Cargo is every emerging filmmaker’s dream. A short, lauded at Tropfest, captures studio eyes with a premise more than worthy of a fully funded feature, here adapted to thrilling if flawed effect.
Taking over as the dad who has to deliver his baby to safety’s arms before he soon joins the undead horde aimlessly wandering rural Australia, Martin Freeman’s race against time has here been fleshed out from a 7 minute shocker into well over two hours.
Adding, as one might expect, several new characters and a back-story which fills the opening act, the action that leads to the film’s confluence with it’s origin is largely extraneous and as with the short could just as well have been excised. This segment may have remained relevant but for a later, considered examination of the particular tragic circumstances that brought Freeman’s character to this point and the impact on the film’s central, sympathetic figure. Even within Cargo’s lengthy runtime this element’s absence, and what it could have brought to the story, is notably conspicuous.
Certainly one seeming call-back to the Festival short in an early scene is never fully revisited or followed through on, it’s presence in the story’s previous iteration providing a hook for the drama; it’s absence here throughout the breadth of the film’s run resulting in a meandering, ill-defined narrative.

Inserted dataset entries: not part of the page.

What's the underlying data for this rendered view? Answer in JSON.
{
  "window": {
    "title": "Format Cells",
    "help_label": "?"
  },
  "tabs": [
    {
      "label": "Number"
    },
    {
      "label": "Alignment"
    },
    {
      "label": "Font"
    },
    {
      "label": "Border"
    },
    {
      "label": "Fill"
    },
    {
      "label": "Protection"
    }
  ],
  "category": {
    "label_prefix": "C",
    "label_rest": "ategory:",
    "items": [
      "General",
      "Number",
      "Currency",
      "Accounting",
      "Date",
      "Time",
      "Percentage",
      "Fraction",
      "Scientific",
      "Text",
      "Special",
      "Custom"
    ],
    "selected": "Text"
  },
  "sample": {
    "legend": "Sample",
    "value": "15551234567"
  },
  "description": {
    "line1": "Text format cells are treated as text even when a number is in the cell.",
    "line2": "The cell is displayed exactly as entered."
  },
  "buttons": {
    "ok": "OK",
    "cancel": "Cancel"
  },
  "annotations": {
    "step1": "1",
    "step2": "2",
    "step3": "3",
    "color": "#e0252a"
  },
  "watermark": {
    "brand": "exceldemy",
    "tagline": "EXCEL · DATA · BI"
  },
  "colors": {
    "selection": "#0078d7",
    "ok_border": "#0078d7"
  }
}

Freeman trying to beat the clock and encountering all manner of obstacles is regardless compelling viewing, for the most part; his coming across one nefarious individual in a circumstance that beggars explanation nonetheless leading to two of the film’s most confronting sequences. Cargo’s revisiting of these elements, among others, in an altogether coincidental and less then probable manner, does little to advance what bears the vestiges of a more adept thriller.
A number of Indigenous men and women who have survived the onslaught of undead appear throughout and present the possibility of an engaging narrative which is never completely realised, with Cargo lingering on the band for precious little time, and then often for more emotive, stylistic sequences less heavy on dialogue. It is at these junctures when the film’s excellent cinematography is most apparent.
An Indigenous child, ultimately linking this fixture of the film with the overarching narrative, joins the father for much of the picture. This role, aside from their initial and final moments on screen, bears frustrating little consequence for the action comparative to the heft of their presence throughout, the companion being granted significantly less relevance to the evolution of events than the more aged figures.
Worse still, this presence fundamentally shifts the dynamic so better evidenced in the short to the extent that the film’s stated inspiration is rendered as tokenistic as it is at times aptly realized. The film too sacrifices any meaningful length of interaction between Martin’s character and his child due to the availability of multiple persons with which he can converse, their role, and in particular that of Freeman’s youthful companion, ultimately diluting the redoubtable conceit of the short that made it such a prospect for a feature-length adaptation.
To this end, this version of the conclusion by which the Tropfest entry so distinguished itself, only one aspect of the powerful original piece that is worth seeking out, if stylistically consistent markedly lacks the substance and suspense of it’s predecessor, the further presence fundamentally shifting the stakes and marginalising the shock and impact of what worked to thrilling effect in the short.
As engaging at times as it is not infrequently ill-considered, Freeman regardless manages to elevate the still moving thriller that benefits in part from a series of shrewd casting calls.
Cargo screened at the Adelaide Film Festival and will be available on Netflix
Cargo on Film Fight Club